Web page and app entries
══════════════════════════════

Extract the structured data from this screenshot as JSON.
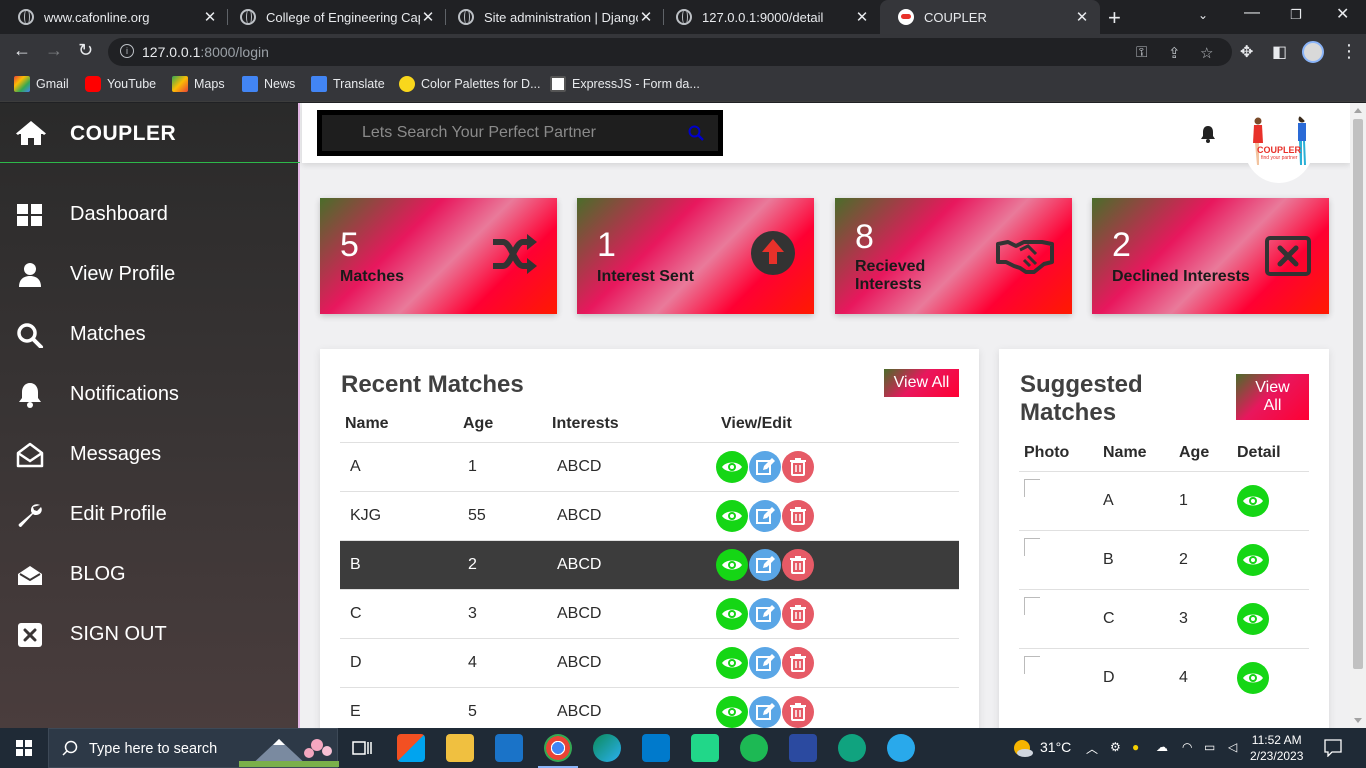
{
  "browser": {
    "tabs": [
      {
        "title": "www.cafonline.org"
      },
      {
        "title": "College of Engineering Captio"
      },
      {
        "title": "Site administration | Django s"
      },
      {
        "title": "127.0.0.1:9000/detail"
      },
      {
        "title": "COUPLER"
      }
    ],
    "url_host": "127.0.0.1",
    "url_rest": ":8000/login",
    "bookmarks": [
      {
        "label": "Gmail"
      },
      {
        "label": "YouTube"
      },
      {
        "label": "Maps"
      },
      {
        "label": "News"
      },
      {
        "label": "Translate"
      },
      {
        "label": "Color Palettes for D..."
      },
      {
        "label": "ExpressJS - Form da..."
      }
    ]
  },
  "sidebar": {
    "brand": "COUPLER",
    "items": [
      {
        "label": "Dashboard",
        "icon": "grid-icon"
      },
      {
        "label": "View Profile",
        "icon": "user-icon"
      },
      {
        "label": "Matches",
        "icon": "search-icon"
      },
      {
        "label": "Notifications",
        "icon": "bell-icon"
      },
      {
        "label": "Messages",
        "icon": "envelope-open-icon"
      },
      {
        "label": "Edit Profile",
        "icon": "wrench-icon"
      },
      {
        "label": "BLOG",
        "icon": "envelope-icon"
      },
      {
        "label": "SIGN OUT",
        "icon": "close-square-icon"
      }
    ]
  },
  "topbar": {
    "search_placeholder": "Lets Search Your Perfect Partner",
    "logo_text": "COUPLER",
    "logo_tagline": "find your partner"
  },
  "cards": [
    {
      "number": "5",
      "label": "Matches",
      "icon": "shuffle-icon"
    },
    {
      "number": "1",
      "label": "Interest Sent",
      "icon": "arrow-up-circle-icon"
    },
    {
      "number": "8",
      "label": "Recieved Interests",
      "icon": "handshake-icon"
    },
    {
      "number": "2",
      "label": "Declined Interests",
      "icon": "close-box-icon"
    }
  ],
  "recent": {
    "title": "Recent Matches",
    "view_all": "View All",
    "columns": [
      "Name",
      "Age",
      "Interests",
      "View/Edit"
    ],
    "rows": [
      {
        "name": "A",
        "age": "1",
        "interests": "ABCD"
      },
      {
        "name": "KJG",
        "age": "55",
        "interests": "ABCD"
      },
      {
        "name": "B",
        "age": "2",
        "interests": "ABCD"
      },
      {
        "name": "C",
        "age": "3",
        "interests": "ABCD"
      },
      {
        "name": "D",
        "age": "4",
        "interests": "ABCD"
      },
      {
        "name": "E",
        "age": "5",
        "interests": "ABCD"
      }
    ]
  },
  "suggested": {
    "title_line1": "Suggested",
    "title_line2": "Matches",
    "view_all_line1": "View",
    "view_all_line2": "All",
    "columns": [
      "Photo",
      "Name",
      "Age",
      "Detail"
    ],
    "rows": [
      {
        "name": "A",
        "age": "1"
      },
      {
        "name": "B",
        "age": "2"
      },
      {
        "name": "C",
        "age": "3"
      },
      {
        "name": "D",
        "age": "4"
      }
    ]
  },
  "taskbar": {
    "search_label": "Type here to search",
    "weather": "31°C",
    "time": "11:52 AM",
    "date": "2/23/2023"
  },
  "colors": {
    "accent_green": "#15d615",
    "edit_blue": "#5aa6e6",
    "delete_red": "#e65a66",
    "card_gradient_mid": "#e8175d"
  }
}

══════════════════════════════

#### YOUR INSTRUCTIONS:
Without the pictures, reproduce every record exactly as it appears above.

#### RESULT OF THE EXERCISE:
Extract the structured data from this screenshot as JSON.
{
  "browser": {
    "tabs": [
      {
        "title": "www.cafonline.org"
      },
      {
        "title": "College of Engineering Captio"
      },
      {
        "title": "Site administration | Django s"
      },
      {
        "title": "127.0.0.1:9000/detail"
      },
      {
        "title": "COUPLER"
      }
    ],
    "url_host": "127.0.0.1",
    "url_rest": ":8000/login",
    "bookmarks": [
      {
        "label": "Gmail"
      },
      {
        "label": "YouTube"
      },
      {
        "label": "Maps"
      },
      {
        "label": "News"
      },
      {
        "label": "Translate"
      },
      {
        "label": "Color Palettes for D..."
      },
      {
        "label": "ExpressJS - Form da..."
      }
    ]
  },
  "sidebar": {
    "brand": "COUPLER",
    "items": [
      {
        "label": "Dashboard",
        "icon": "grid-icon"
      },
      {
        "label": "View Profile",
        "icon": "user-icon"
      },
      {
        "label": "Matches",
        "icon": "search-icon"
      },
      {
        "label": "Notifications",
        "icon": "bell-icon"
      },
      {
        "label": "Messages",
        "icon": "envelope-open-icon"
      },
      {
        "label": "Edit Profile",
        "icon": "wrench-icon"
      },
      {
        "label": "BLOG",
        "icon": "envelope-icon"
      },
      {
        "label": "SIGN OUT",
        "icon": "close-square-icon"
      }
    ]
  },
  "topbar": {
    "search_placeholder": "Lets Search Your Perfect Partner",
    "logo_text": "COUPLER",
    "logo_tagline": "find your partner"
  },
  "cards": [
    {
      "number": "5",
      "label": "Matches",
      "icon": "shuffle-icon"
    },
    {
      "number": "1",
      "label": "Interest Sent",
      "icon": "arrow-up-circle-icon"
    },
    {
      "number": "8",
      "label": "Recieved Interests",
      "icon": "handshake-icon"
    },
    {
      "number": "2",
      "label": "Declined Interests",
      "icon": "close-box-icon"
    }
  ],
  "recent": {
    "title": "Recent Matches",
    "view_all": "View All",
    "columns": [
      "Name",
      "Age",
      "Interests",
      "View/Edit"
    ],
    "rows": [
      {
        "name": "A",
        "age": "1",
        "interests": "ABCD"
      },
      {
        "name": "KJG",
        "age": "55",
        "interests": "ABCD"
      },
      {
        "name": "B",
        "age": "2",
        "interests": "ABCD"
      },
      {
        "name": "C",
        "age": "3",
        "interests": "ABCD"
      },
      {
        "name": "D",
        "age": "4",
        "interests": "ABCD"
      },
      {
        "name": "E",
        "age": "5",
        "interests": "ABCD"
      }
    ]
  },
  "suggested": {
    "title_line1": "Suggested",
    "title_line2": "Matches",
    "view_all_line1": "View",
    "view_all_line2": "All",
    "columns": [
      "Photo",
      "Name",
      "Age",
      "Detail"
    ],
    "rows": [
      {
        "name": "A",
        "age": "1"
      },
      {
        "name": "B",
        "age": "2"
      },
      {
        "name": "C",
        "age": "3"
      },
      {
        "name": "D",
        "age": "4"
      }
    ]
  },
  "taskbar": {
    "search_label": "Type here to search",
    "weather": "31°C",
    "time": "11:52 AM",
    "date": "2/23/2023"
  },
  "colors": {
    "accent_green": "#15d615",
    "edit_blue": "#5aa6e6",
    "delete_red": "#e65a66",
    "card_gradient_mid": "#e8175d"
  }
}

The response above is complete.